Vegetarian Food at the Folklife Festival 2013


Since 2006, it’s been my summer tradition to attend the Smithsonian Folklife Festival on the National Mall, watch performances, take photos, and buy whichever concessions my meat-free diet allows me to eat. In the past, I’ve indulged in varieties of fried potatoes, salads, corn on the cob, noodle dishes, and mango and sticky rice.

This year, it seemed there were several more vegetarian options than usual, and though I’ve gone to the Folklife Festival five times in the last week and a half (it’s break week between semesters!), I still have containers of food that I’ve brought home and not yet tried. Here’s everything I ordered:

Vegetable Combo (One World, Many Voices)

Vegetable Combo (One World, Many Voices; Ahaar – A Taste of India)

Banana Pudding and Brooklyn Brewery Summer Ale (The Will to Adorn)

Banana Pudding and Brooklyn Brewery Summer Ale (The Will to Adorn; Chicken and Waffles)

Vegetarian Indian Taco and Tamarind Agua Fresca

Vegetarian Indian Taco and Tamarind Agua Fresca (One World, Many Voices; A Taste of the Americas)

Mango Lassi and Jhal Muri

Mango Lassi and Jhal Muri (One World, Many Voices; Ahaar – A Taste of India)

Shopska Salad (Hungarian Heritage; Budapest Bistro)

Shopska Salad (Hungarian Heritage; Budapest Bistro)

Papri Chaat and Nimbu Paani (Lemonade) (One World, Many Voices; Ahaar - A Taste of India)

Papri Chaat and Nimbu Paani (Lemonade) (One World, Many Voices; Ahaar – A Taste of India)

Quinoa Summer Salad (One World, Many Voices; Sabor Latino)

Quinoa Summer Salad (One World, Many Voices; Sabor Latino)

Wild Rice & Watercress Salad (One World, Many Voices; A Taste of the Americas)

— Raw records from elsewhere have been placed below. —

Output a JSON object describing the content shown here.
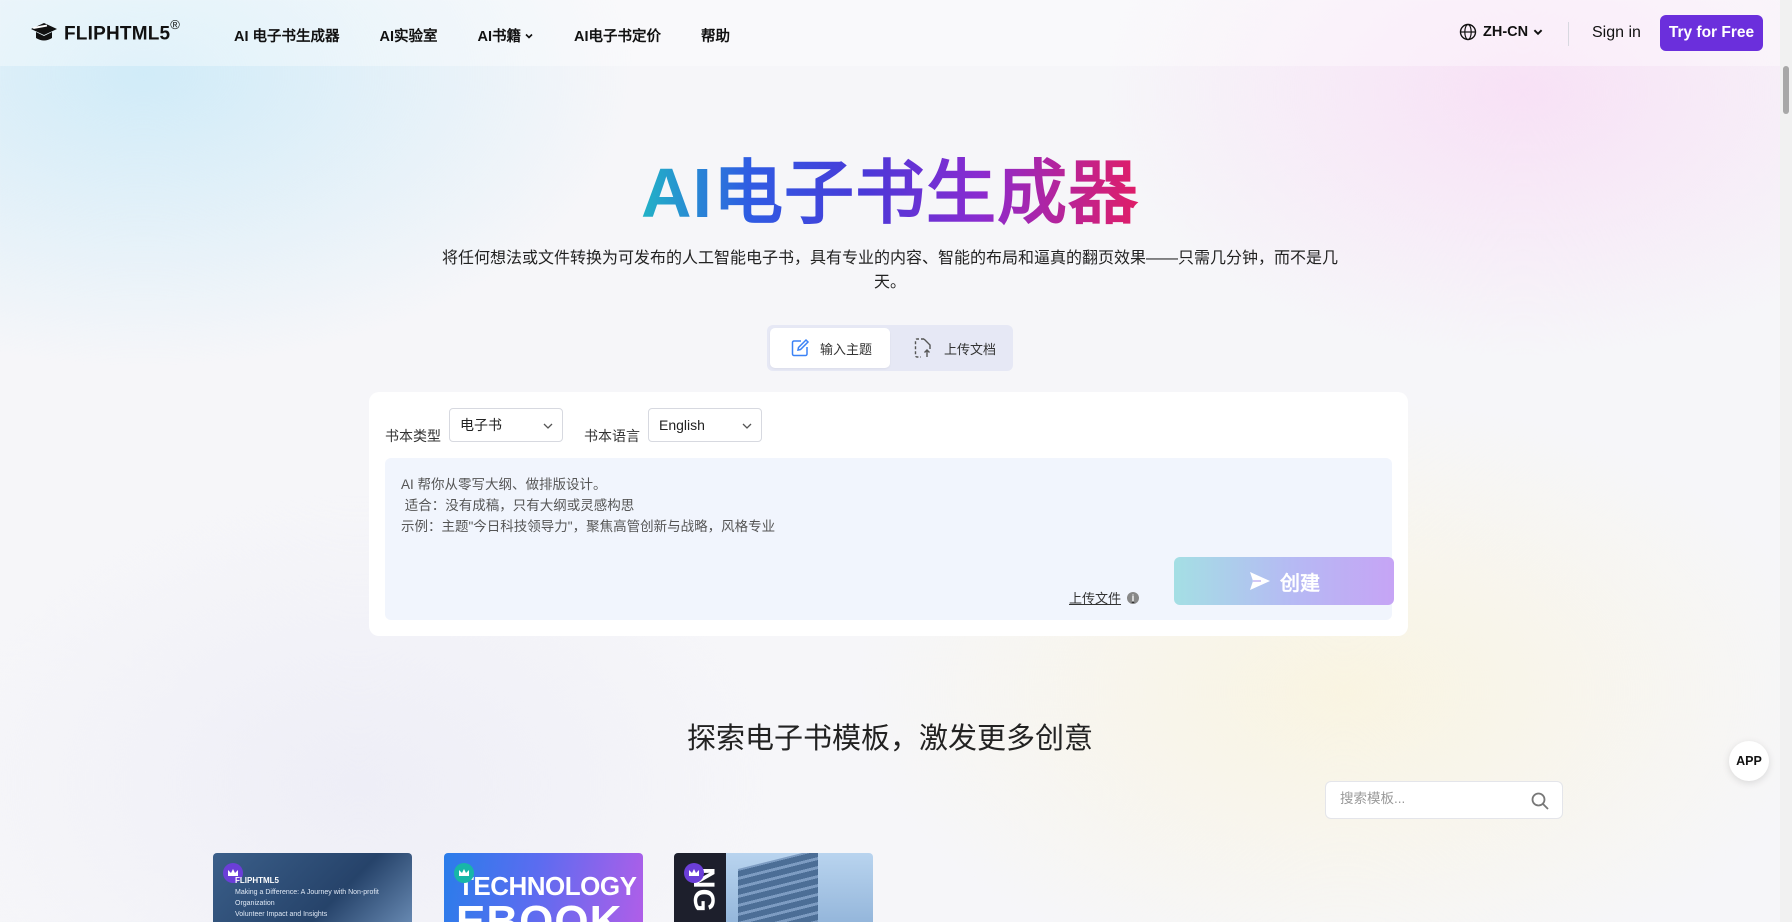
{
  "nav": {
    "logo_text": "FLIPHTML5",
    "logo_reg": "®",
    "menu": [
      {
        "label": "AI 电子书生成器"
      },
      {
        "label": "AI实验室"
      },
      {
        "label": "AI书籍"
      },
      {
        "label": "AI电子书定价"
      },
      {
        "label": "帮助"
      }
    ],
    "language": "ZH-CN",
    "signin": "Sign in",
    "try_free": "Try for Free"
  },
  "hero": {
    "title": "AI电子书生成器",
    "subtitle": "将任何想法或文件转换为可发布的人工智能电子书，具有专业的内容、智能的布局和逼真的翻页效果——只需几分钟，而不是几天。"
  },
  "mode_tabs": [
    {
      "label": "输入主题",
      "active": true
    },
    {
      "label": "上传文档",
      "active": false
    }
  ],
  "form": {
    "book_type_label": "书本类型",
    "book_type_value": "电子书",
    "book_lang_label": "书本语言",
    "book_lang_value": "English",
    "prompt_lines": [
      "AI 帮你从零写大纲、做排版设计。",
      " 适合：没有成稿，只有大纲或灵感构思",
      "示例：主题\"今日科技领导力\"，聚焦高管创新与战略，风格专业"
    ],
    "upload_link": "上传文件",
    "create_label": "创建"
  },
  "templates": {
    "section_title": "探索电子书模板，激发更多创意",
    "search_placeholder": "搜索模板...",
    "cards": [
      {
        "brand": "FLIPHTML5",
        "line1": "Making a Difference: A Journey with Non-profit Organization",
        "line2": "Volunteer Impact and Insights"
      },
      {
        "line1": "TECHNOLOGY",
        "line2": "EBOOK"
      },
      {
        "vertical": "NG"
      }
    ]
  },
  "app_badge": "APP",
  "colors": {
    "accent": "#6b2fdc",
    "title_gradient": [
      "#22b3c6",
      "#2f5be3",
      "#4a39d8",
      "#8a2bd0",
      "#e01d67"
    ]
  }
}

Wild Rice & Watercress Salad (One World, Many Voices; A Taste of the Americas)

Advertisements

About Laura

Paralegal with Master of Arts in Teaching in Museum Education, frequent museum visitor, based in Washington, DC. I care about what museums can do, both in terms of public offerings and internal practices, to make the world a better place. I blog about museum education ("informed"), the social work of museums ("humane"), and visitor experience ("citizenry").
This entry was posted in Uncategorized and tagged , , . Bookmark the permalink.

Leave a Reply

Fill in your details below or click an icon to log in:

WordPress.com Logo

You are commenting using your WordPress.com account. Log Out / Change )

Twitter picture

You are commenting using your Twitter account. Log Out / Change )

Facebook photo

You are commenting using your Facebook account. Log Out / Change )

Google+ photo

You are commenting using your Google+ account. Log Out / Change )

Connecting to %s